### Data to use
════════

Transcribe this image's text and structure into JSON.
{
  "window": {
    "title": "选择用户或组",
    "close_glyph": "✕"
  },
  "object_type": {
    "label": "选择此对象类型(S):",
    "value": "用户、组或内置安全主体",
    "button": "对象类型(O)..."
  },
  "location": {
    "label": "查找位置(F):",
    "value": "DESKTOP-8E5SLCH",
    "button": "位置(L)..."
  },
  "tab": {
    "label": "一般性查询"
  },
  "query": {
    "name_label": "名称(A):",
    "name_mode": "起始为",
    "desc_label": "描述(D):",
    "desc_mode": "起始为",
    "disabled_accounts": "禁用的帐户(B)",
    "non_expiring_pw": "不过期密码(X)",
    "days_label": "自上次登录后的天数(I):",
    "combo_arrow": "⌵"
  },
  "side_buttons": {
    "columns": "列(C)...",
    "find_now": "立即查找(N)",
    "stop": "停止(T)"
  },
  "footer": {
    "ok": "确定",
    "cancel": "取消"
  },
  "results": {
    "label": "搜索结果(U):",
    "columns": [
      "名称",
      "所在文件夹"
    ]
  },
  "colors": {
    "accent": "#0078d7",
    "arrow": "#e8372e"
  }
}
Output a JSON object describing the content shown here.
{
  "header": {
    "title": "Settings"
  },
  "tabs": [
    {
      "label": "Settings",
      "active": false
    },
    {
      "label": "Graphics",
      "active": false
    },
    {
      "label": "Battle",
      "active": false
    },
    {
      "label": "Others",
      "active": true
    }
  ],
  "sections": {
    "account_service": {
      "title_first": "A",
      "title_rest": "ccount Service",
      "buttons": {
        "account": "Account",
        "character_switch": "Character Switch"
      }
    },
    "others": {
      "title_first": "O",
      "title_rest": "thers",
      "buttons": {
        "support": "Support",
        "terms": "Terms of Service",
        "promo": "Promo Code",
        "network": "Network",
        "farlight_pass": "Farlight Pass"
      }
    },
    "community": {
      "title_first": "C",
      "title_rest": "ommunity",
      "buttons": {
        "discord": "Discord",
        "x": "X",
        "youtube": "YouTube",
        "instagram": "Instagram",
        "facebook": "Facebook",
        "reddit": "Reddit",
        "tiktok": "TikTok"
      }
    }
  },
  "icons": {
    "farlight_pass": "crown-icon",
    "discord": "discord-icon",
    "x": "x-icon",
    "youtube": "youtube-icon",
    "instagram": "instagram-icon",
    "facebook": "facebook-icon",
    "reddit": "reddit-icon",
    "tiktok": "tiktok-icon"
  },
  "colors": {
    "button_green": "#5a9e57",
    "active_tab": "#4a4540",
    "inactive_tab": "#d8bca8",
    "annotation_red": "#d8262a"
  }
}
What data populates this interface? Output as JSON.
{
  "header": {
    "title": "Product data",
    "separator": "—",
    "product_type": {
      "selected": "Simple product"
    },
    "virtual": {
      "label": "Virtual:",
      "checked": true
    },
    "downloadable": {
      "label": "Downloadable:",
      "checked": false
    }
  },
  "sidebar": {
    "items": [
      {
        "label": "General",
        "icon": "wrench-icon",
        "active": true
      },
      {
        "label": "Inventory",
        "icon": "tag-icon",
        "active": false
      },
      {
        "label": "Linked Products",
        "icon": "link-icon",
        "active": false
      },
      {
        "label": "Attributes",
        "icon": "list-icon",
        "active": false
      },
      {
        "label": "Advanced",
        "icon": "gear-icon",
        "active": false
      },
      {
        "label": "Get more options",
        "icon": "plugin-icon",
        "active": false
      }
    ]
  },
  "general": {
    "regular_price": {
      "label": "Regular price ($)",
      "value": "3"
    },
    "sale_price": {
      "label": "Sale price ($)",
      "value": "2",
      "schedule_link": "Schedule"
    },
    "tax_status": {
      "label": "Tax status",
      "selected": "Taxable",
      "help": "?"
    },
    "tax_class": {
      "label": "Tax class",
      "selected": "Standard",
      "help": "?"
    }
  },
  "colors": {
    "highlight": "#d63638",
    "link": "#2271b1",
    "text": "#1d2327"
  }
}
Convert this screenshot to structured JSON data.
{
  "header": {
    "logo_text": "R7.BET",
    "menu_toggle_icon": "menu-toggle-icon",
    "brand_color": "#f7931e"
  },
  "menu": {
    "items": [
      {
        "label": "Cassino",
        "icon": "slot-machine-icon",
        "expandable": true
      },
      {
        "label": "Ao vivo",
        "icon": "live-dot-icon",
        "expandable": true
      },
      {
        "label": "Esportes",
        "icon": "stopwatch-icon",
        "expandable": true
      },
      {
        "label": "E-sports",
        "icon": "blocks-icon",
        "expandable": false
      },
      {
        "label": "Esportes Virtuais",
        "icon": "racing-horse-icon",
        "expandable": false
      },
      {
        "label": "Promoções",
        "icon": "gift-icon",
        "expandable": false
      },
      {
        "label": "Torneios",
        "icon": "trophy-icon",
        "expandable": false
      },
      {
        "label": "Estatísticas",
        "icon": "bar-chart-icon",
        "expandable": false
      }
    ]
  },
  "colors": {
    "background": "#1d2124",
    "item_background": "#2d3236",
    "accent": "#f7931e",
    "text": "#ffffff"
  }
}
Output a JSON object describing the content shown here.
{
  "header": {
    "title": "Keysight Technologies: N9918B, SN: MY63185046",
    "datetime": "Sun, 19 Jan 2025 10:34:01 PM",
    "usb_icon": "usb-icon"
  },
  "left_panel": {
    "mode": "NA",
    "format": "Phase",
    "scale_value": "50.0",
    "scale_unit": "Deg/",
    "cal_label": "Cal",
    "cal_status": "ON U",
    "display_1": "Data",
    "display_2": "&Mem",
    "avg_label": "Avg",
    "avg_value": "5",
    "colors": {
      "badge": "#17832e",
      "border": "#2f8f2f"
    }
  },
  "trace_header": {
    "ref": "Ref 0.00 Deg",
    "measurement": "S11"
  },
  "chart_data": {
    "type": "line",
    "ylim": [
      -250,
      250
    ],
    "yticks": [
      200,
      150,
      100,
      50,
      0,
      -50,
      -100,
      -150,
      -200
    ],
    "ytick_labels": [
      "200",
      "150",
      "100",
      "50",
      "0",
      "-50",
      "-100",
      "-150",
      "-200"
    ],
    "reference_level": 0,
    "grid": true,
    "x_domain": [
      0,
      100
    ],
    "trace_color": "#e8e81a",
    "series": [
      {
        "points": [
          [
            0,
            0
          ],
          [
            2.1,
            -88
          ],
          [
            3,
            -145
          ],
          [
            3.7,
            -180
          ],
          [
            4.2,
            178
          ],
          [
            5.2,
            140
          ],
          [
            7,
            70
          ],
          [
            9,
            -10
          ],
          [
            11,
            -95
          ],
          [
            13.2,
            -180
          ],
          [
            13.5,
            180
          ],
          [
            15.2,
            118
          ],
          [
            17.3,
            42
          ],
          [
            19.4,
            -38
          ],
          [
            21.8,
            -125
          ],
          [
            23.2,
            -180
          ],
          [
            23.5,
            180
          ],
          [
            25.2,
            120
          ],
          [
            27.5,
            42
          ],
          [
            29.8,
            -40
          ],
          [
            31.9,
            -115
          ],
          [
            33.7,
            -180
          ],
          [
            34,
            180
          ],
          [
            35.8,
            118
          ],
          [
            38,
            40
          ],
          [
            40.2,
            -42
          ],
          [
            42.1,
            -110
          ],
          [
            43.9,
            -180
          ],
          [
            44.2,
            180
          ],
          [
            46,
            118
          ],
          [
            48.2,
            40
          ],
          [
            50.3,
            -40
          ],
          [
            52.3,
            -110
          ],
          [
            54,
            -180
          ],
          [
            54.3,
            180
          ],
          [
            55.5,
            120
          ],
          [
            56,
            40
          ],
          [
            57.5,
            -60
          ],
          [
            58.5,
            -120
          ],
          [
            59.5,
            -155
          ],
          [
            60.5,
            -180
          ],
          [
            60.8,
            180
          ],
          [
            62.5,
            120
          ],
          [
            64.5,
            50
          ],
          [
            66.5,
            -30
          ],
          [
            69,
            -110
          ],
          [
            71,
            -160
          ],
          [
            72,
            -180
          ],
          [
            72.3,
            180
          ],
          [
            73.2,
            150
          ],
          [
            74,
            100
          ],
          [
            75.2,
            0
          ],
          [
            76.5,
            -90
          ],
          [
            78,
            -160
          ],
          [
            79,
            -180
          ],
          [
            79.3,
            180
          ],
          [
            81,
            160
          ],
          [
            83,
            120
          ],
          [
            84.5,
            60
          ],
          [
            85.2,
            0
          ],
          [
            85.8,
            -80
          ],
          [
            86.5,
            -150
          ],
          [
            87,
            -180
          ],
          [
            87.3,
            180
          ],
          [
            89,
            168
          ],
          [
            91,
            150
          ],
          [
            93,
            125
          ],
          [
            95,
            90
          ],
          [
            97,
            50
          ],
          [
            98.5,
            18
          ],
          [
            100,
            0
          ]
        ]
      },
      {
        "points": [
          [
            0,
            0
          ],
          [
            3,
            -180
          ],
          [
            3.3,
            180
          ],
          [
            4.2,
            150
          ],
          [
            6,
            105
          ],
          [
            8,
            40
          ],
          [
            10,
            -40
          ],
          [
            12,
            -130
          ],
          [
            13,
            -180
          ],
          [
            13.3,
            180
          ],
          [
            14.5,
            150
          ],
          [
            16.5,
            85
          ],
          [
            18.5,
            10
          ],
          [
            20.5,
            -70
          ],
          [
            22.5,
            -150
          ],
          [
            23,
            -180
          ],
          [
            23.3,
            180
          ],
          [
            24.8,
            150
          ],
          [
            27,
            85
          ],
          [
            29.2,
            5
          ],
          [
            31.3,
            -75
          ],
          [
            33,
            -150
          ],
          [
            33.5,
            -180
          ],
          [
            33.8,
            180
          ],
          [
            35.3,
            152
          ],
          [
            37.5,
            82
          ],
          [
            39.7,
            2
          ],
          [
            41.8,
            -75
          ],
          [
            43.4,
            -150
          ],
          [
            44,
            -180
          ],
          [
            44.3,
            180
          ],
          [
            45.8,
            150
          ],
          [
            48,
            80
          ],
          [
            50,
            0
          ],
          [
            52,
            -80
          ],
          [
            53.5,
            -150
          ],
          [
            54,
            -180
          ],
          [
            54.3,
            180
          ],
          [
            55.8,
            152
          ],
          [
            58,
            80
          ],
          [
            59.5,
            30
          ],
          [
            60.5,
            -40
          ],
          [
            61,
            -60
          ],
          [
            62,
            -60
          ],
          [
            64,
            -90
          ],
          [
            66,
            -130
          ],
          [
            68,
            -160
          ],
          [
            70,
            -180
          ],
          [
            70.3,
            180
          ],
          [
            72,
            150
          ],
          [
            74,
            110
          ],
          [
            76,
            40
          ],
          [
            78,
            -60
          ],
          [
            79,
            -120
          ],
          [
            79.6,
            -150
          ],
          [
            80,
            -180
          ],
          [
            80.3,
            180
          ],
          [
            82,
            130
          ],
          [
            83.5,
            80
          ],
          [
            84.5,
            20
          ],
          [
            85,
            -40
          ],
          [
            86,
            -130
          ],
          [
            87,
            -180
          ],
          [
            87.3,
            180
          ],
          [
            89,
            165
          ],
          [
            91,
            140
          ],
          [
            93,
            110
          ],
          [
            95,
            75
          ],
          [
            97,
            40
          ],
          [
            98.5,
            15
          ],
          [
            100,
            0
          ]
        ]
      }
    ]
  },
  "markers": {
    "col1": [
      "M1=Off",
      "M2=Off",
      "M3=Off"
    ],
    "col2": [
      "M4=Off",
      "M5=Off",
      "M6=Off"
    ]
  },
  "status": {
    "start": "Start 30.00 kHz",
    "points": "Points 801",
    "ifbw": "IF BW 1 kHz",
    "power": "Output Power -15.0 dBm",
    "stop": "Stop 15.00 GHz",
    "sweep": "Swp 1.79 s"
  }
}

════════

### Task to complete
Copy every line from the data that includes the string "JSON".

### Task result
Transcribe this image's text and structure into JSON.
Output a JSON object describing the content shown here.
What data populates this interface? Output as JSON.
Convert this screenshot to structured JSON data.
Output a JSON object describing the content shown here.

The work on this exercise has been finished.